And so I think that you can find therapists through your insurance plan. You can find them through psychology today. You can do the dreaded Google search, but I do think you get a sense of someone maybe from what you find, what they write on their website. You can ask a friend for a referral. A great way to find a therapist is to, if your friend likes his or her therapist, ask that person to ask their therapist for a referral for you. You'll probably get a really good referral.

I refer for my patients if they have friends who want to go to therapy but don't necessarily want to see the same therapist, I will absolutely give them a good referral. And then go in for consultation and just see how you feel in that consultation. Make sure that you feel good. If you leave and you ask yourself, did I feel understood and was this person easy to talk to? I'd go back for a second session. If you didn't, maybe go for another consultation with somebody else.

About the Book:

With startling wisdom and humor, Maybe You Should Talk to Someone  takes readers into both Lori Gottlieb’s therapy office where she sees patients and into her own therapist’s office where she lands after a crisis.

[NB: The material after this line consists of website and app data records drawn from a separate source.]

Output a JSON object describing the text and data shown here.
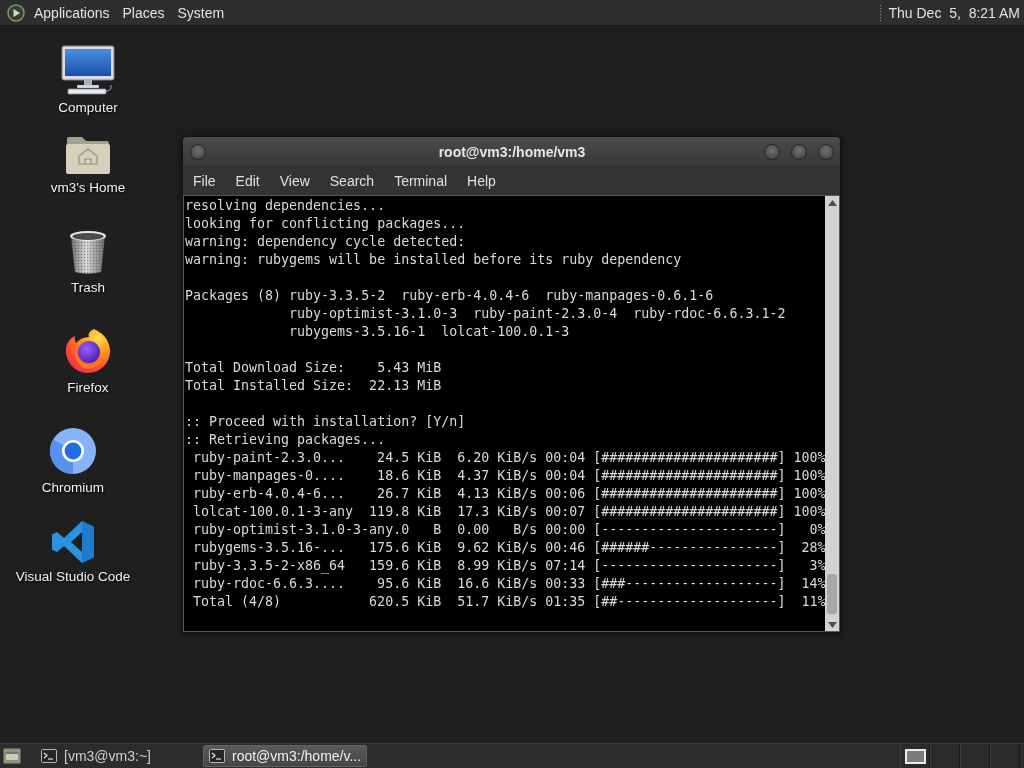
{
  "top_panel": {
    "menus": [
      "Applications",
      "Places",
      "System"
    ],
    "clock": "Thu Dec  5,  8:21 AM"
  },
  "desktop_icons": [
    "Computer",
    "vm3's Home",
    "Trash",
    "Firefox",
    "Chromium",
    "Visual Studio Code"
  ],
  "terminal_window": {
    "title": "root@vm3:/home/vm3",
    "menus": [
      "File",
      "Edit",
      "View",
      "Search",
      "Terminal",
      "Help"
    ],
    "output": [
      {
        "lines": [
          "resolving dependencies...",
          "looking for conflicting packages...",
          "warning: dependency cycle detected:",
          "warning: rubygems will be installed before its ruby dependency"
        ]
      },
      {
        "label": "Packages (8)",
        "lines": [
          "ruby-3.3.5-2  ruby-erb-4.0.4-6  ruby-manpages-0.6.1-6",
          "ruby-optimist-3.1.0-3  ruby-paint-2.3.0-4  ruby-rdoc-6.6.3.1-2",
          "rubygems-3.5.16-1  lolcat-100.0.1-3"
        ]
      },
      {
        "lines": [
          "Total Download Size:    5.43 MiB",
          "Total Installed Size:  22.13 MiB"
        ]
      },
      {
        "lines": [
          ":: Proceed with installation? [Y/n]",
          ":: Retrieving packages..."
        ],
        "transfers": [
          "ruby-paint-2.3.0...    24.5 KiB  6.20 KiB/s 00:04 [######################] 100%",
          "ruby-manpages-0....    18.6 KiB  4.37 KiB/s 00:04 [######################] 100%",
          "ruby-erb-4.0.4-6...    26.7 KiB  4.13 KiB/s 00:06 [######################] 100%",
          "lolcat-100.0.1-3-any  119.8 KiB  17.3 KiB/s 00:07 [######################] 100%",
          "ruby-optimist-3.1.0-3-any.0   B  0.00   B/s 00:00 [----------------------]   0%",
          "rubygems-3.5.16-...   175.6 KiB  9.62 KiB/s 00:46 [######----------------]  28%",
          "ruby-3.3.5-2-x86_64   159.6 KiB  8.99 KiB/s 07:14 [----------------------]   3%",
          "ruby-rdoc-6.6.3....    95.6 KiB  16.6 KiB/s 00:33 [###-------------------]  14%",
          "Total (4/8)           620.5 KiB  51.7 KiB/s 01:35 [##--------------------]  11%"
        ]
      }
    ]
  },
  "taskbar": {
    "tasks": [
      {
        "label": "[vm3@vm3:~]",
        "selected": false
      },
      {
        "label": "root@vm3:/home/v...",
        "selected": true
      }
    ]
  }
}
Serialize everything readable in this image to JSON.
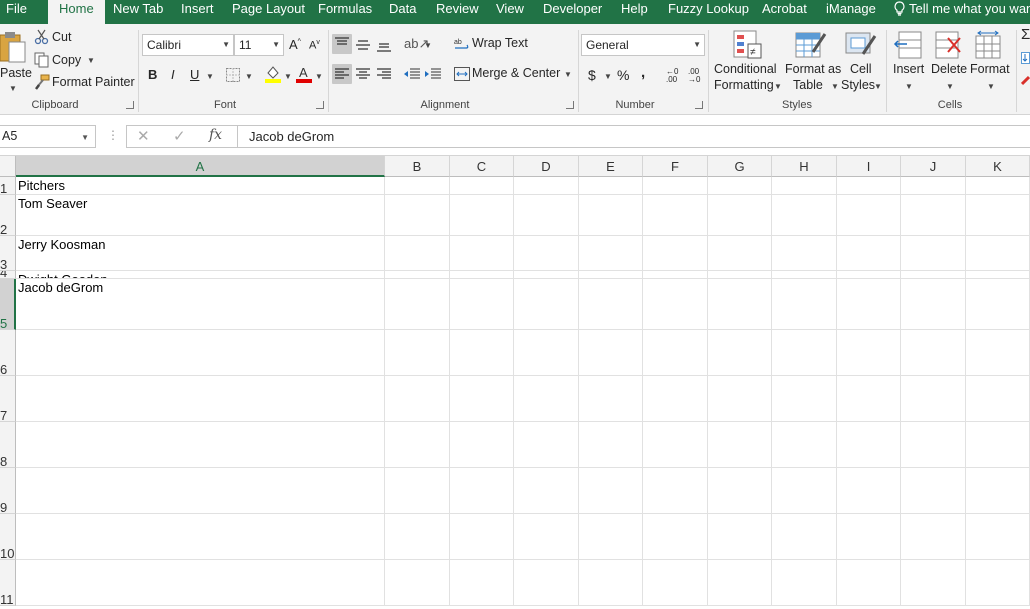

But really, the book is about the universal human condition. Lori writes about topics that make people think differently about themselves and the world around them: love and loss, meaning and mortality, gender and culture, parents and children, female appearance, regret and redemption, hope and change.

One day, Lori Gottlieb is a therapist who helps patients in her Los Angeles practice. The next, her own world comes crashing down. Enter Wendell, Lori’s own brand new quirky-but-seasoned therapist. With his balding head, cardigan, and khakis, he seems to have come straight from Therapist Central Casting. Yet he will turn out to be anything but. As Lori explores the inner chambers of her patients’ lives — a self-absorbed Hollywood producer, a young newlywed diagnosed with a terminal illness, a senior citizen threatening to end her life on her birthday if nothing gets better, and a twenty-something who can’t stop hooking up with the wrong guys — she finds that the questions they are struggling with are the very ones she is now bringing to Wendell.

Lori Gottlieb tells us that her most significant credential is not her license or rigorous training, but the fact that she’s “a card-carrying member of the human race.” In Maybe You Should Talk to Someone readers join Lori on her intimate journey, and into her practice, for a deeply personal and revelatory tour of hearts and minds from both sides of the couch—to quite possibly life-changing effect.

Lori Gottlieb
Credit Sholmit Levy Bard

About the Author:

Lori Gottlieb is a psychotherapist and New York Times bestselling author who writes The Atlantic’s weekly “Dear Therapist” advice column. A contributing editor for The Atlantic, she also writes for The New York Times, and appears as a frequent expert on relationships, parenting, and hot-button mental health topics in media such as The Today Show, Good Morning America, CBS This Morning, CNN, and NPR. MAYBE YOU SHOULD TALK TO SOMEONE is in development for a television series at ABC. Learn more at LoriGottlieb.com or by following her @LoriGottlieb1 on Twitter.